On how many lines of these entries does the word "location" occur? State the number alone.

Page and application data records
* * * *

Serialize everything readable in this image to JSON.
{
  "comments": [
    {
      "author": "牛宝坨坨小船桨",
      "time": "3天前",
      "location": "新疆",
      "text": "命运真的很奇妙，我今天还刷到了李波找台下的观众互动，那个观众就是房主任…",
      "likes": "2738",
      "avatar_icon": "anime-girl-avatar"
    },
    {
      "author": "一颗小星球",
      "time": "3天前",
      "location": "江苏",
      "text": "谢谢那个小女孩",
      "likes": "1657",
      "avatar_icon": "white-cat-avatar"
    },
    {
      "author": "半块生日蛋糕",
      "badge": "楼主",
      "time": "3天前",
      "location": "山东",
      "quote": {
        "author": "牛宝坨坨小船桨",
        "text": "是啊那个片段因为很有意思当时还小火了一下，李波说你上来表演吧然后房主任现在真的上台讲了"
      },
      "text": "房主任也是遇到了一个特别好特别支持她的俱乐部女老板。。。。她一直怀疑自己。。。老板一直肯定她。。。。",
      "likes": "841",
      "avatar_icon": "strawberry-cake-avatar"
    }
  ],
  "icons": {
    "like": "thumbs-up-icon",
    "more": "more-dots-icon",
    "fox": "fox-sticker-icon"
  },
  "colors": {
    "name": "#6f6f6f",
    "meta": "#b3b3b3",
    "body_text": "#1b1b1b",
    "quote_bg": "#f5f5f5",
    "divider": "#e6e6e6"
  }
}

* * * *

**EXERCISE RESULT**
3